Monday, July 06, 2009

The FDA seeks to outlaw vitamin B6

The FDA seeks to outlaw pyridoxamine (vitamin B6)

fda badgeYour first thought might be, "How could it matter?" Lots of companies trademark names of ingredients. Heck, I've done it with some of my formulations. But in those cases, you're just talking about marketing differentiation. But with Polyphenon E, you have a whole different ballgame.

First, think about the status of green tea in the world. It's only known side effect is that it might make it more difficult for you to sleep if you took too much of it too close to bedtime. In exchange for this minor effect, you get all of the benefits cited above (cancer, heart disease, longevity, etc.), all demonstrated in study after study after study. In point of fact, you would be hard pressed to find a single drug in the world that has so few side effects and so many benefits and so many studies to back it up. Even the so-called miracle drug, aspirin, is not as clean. Remember, the smallest dosage of aspirin causes internal bleeding.

And yet, given green tea's remarkable safety record and proven benefits, not a word of these benefits can be mentioned in connection with any product being sold that contains green tea -- not in the US, not in Europe, not anywhere. And yet, Polyphenon E is being pitched as a potential cancer cure all over the internet and in medical literature. It even has a featured position on the Prostate Cancer Foundation website. How can this be?

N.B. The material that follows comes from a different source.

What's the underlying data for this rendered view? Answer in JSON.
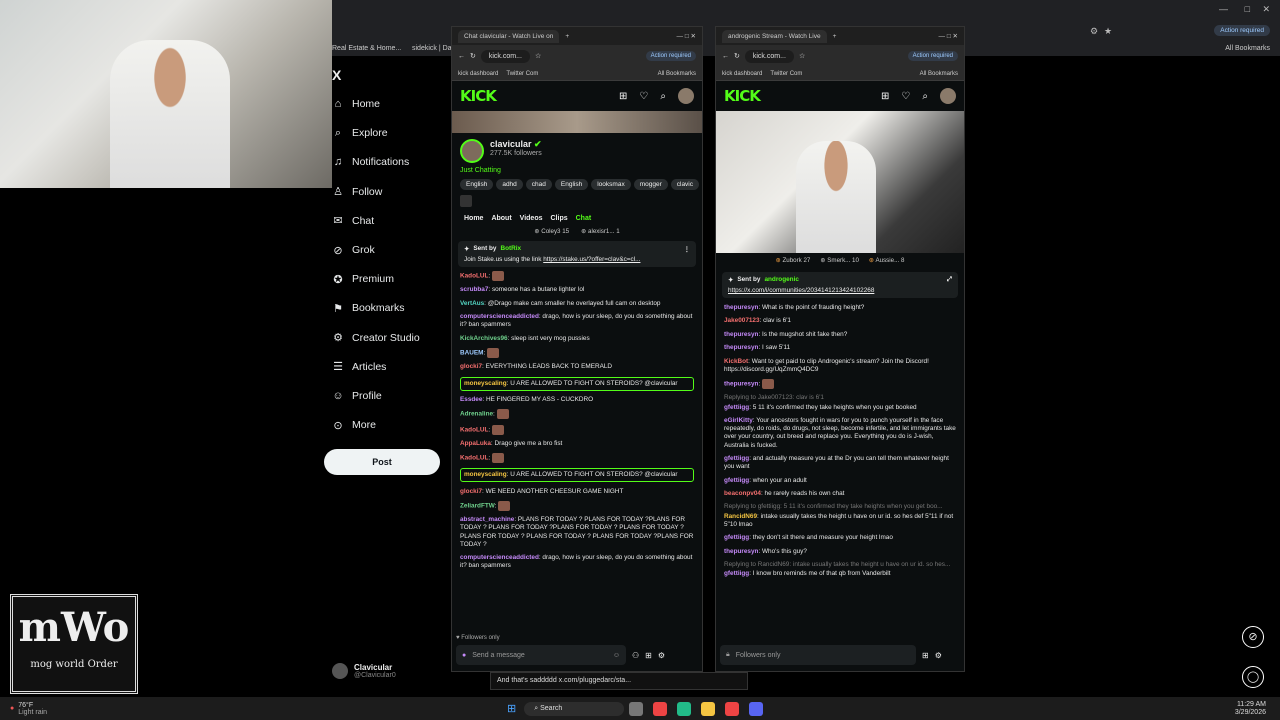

Perhaps we can find the answer by looking at the curious case of pyridoxamine – the only form of B6 that can be taken without fear of peripheral neuropathy, and the only form, according to some experts, that should ever be used in supplements. And yet, given all this, pharmaceutical interests have filed a petition with the FDA seeking to ban the use of pyridoxamine in supplements. And the FDA is seriously considering it. Why? Because pyridoxamine has shown promise in protecting against diabetic complications! According to the FDA, if low cost pyridoxamine was available in supplements, there would be no incentive for the pharmaceutical industry to invest the money necessary to get it classified as a prescription drug! In other words, if there is enough money involved, the FDA is quite willing to reclassify everyday supplements as pharmaceutical drugs.

For a more detailed look at this issue, check out William Faloon's article in the most recent issue of Life Extension Magazine.

No comments: